Sperm whale ’poo-nado’ – murky waters but clear signal?
In a dramatic ‘racheting up’ of the old joke which runs along the lines of “who’d want to swim in the sea? After all, that’s where fish go to the toilet” comes the story currently receiving much media attention, concerning a group of free divers photographing sperm whales underwater off Dominica under government permit.
Visibility turned to near-zero as the divers were suddenly engulfed by a giant cloud of sperm whale poo which rapidly spread to cover over 30 metres, reportedly whipped up into a ‘whirlwind’ by the whale spinning on its side and fanning its massive fluke (tail).
Why might whales do this?
Described as a ‘poo-nado’ by Canadian underwater photographer, Keri Wilk, it is speculated that this behaviour could be a defence mechanism, warning off anyone approaching too closely. This is similar to skunks spraying or fulmar chicks vomiting as a deterrent; and indeed pygmy and dwarf sperm whales use a fascinating deterrent dubbed the ‘squid tactic‘ whereby they can eject a dense cloud of over 12 litres (3 gallons) of dark, reddish-brown inky liquid from a special intestinal sac to confuse or deter potential predators.

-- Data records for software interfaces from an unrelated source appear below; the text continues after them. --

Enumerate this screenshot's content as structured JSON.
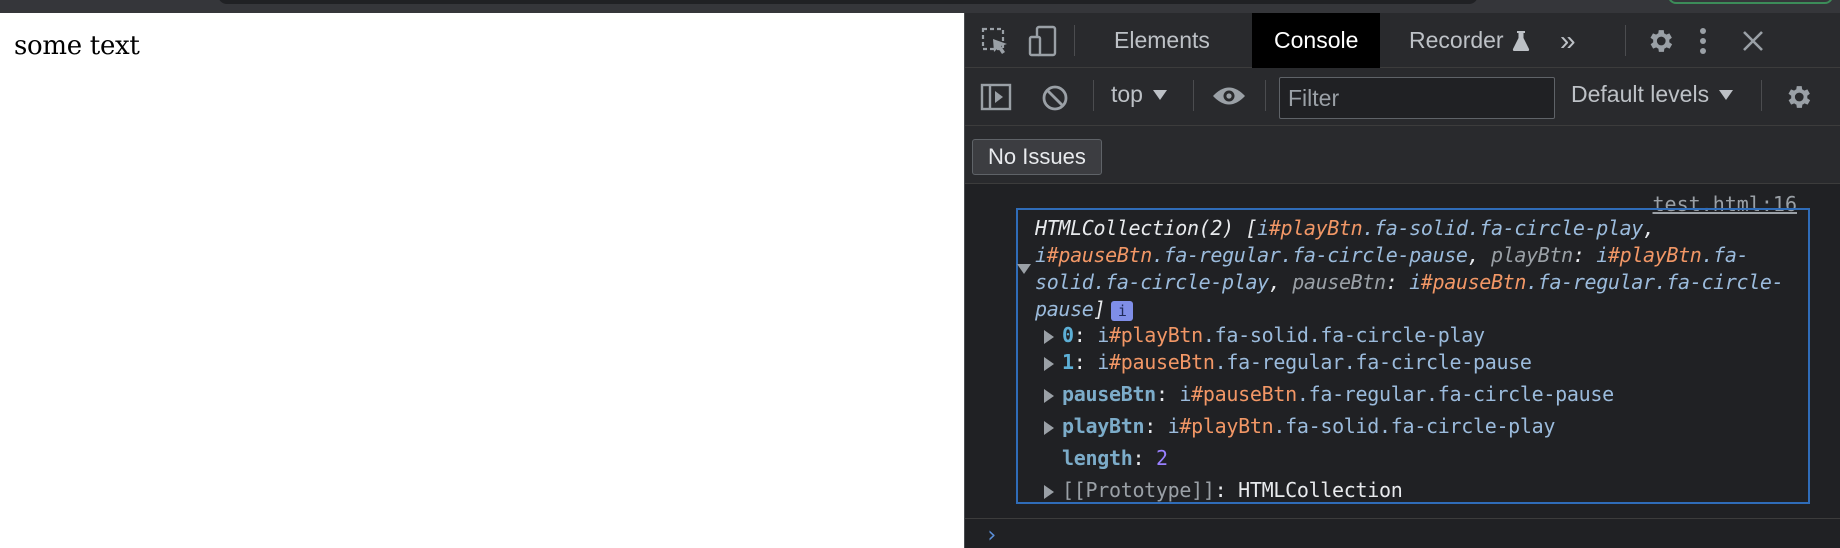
{
  "page": {
    "text": "some text"
  },
  "devtools": {
    "tabs": [
      {
        "label": "Elements",
        "active": false
      },
      {
        "label": "Console",
        "active": true
      },
      {
        "label": "Recorder",
        "active": false
      }
    ],
    "more_tabs_glyph": "»",
    "toolbar_icons": [
      "inspect-element-icon",
      "device-toolbar-icon",
      "settings-icon",
      "kebab-menu-icon",
      "close-icon"
    ],
    "console_toolbar": {
      "context": "top",
      "filter_placeholder": "Filter",
      "levels": "Default levels"
    },
    "issues_label": "No Issues",
    "accent_border": "#2f6cb8",
    "console": {
      "source": "test.html:16",
      "summary": {
        "prefix": "HTMLCollection(2) [",
        "s1_tag": "i",
        "s1_id": "#playBtn",
        "s1_cls": ".fa-solid.fa-circle-play",
        "s2_tag": "i",
        "s2_id": "#pauseBtn",
        "s2_cls": ".fa-regular.fa-circle-pause",
        "k1": "playBtn",
        "s3_tag": "i",
        "s3_id": "#playBtn",
        "s3_cls": ".fa-solid.fa-circle-play",
        "k2": "pauseBtn",
        "s4_tag": "i",
        "s4_id": "#pauseBtn",
        "s4_cls": ".fa-regular.fa-circle-pause",
        "suffix": "]",
        "info": "i"
      },
      "props": [
        {
          "key": "0",
          "tag": "i",
          "id": "#playBtn",
          "cls": ".fa-solid.fa-circle-play"
        },
        {
          "key": "1",
          "tag": "i",
          "id": "#pauseBtn",
          "cls": ".fa-regular.fa-circle-pause"
        },
        {
          "key": "pauseBtn",
          "tag": "i",
          "id": "#pauseBtn",
          "cls": ".fa-regular.fa-circle-pause"
        },
        {
          "key": "playBtn",
          "tag": "i",
          "id": "#playBtn",
          "cls": ".fa-solid.fa-circle-play"
        }
      ],
      "length_key": "length",
      "length_value": "2",
      "proto_key": "[[Prototype]]",
      "proto_value": "HTMLCollection"
    },
    "prompt": "›"
  }
}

Although the press is widely reporting this behaviour as ‘rarely seen’, it may not be that uncommon. Certainly this has also been witnessed by professional film-maker and underwater photographer, Andrew Sutton, and author and broadcaster, Philip Hoare, both WDC ambassadors, who have filmed these whales under licence in their professional capacity. Philip commented: “Fascinating to read media coverage of a sperm whale ‘poonado’ off Dominica. Andrew Sutton and I both experienced similar incidents with sperm whales, in the Azores and Sri Lanka. In the former, a sperm whale calf seemed to use defecation as a clear (or not so clear!) ‘smokescreen’ when I inadvertently came too close to it. Was this a nervous loosening of its bowels, too? Perhaps that is, in itself, an evolutionary development.”
WDC’s position is that – with the exception of a very small number of professionals working under strict permit conditions and using their outputs to directly benefit whale conservation – the rest of us should not attempt to get into the water with whales or dolphins, for the safety and welfare of both parties.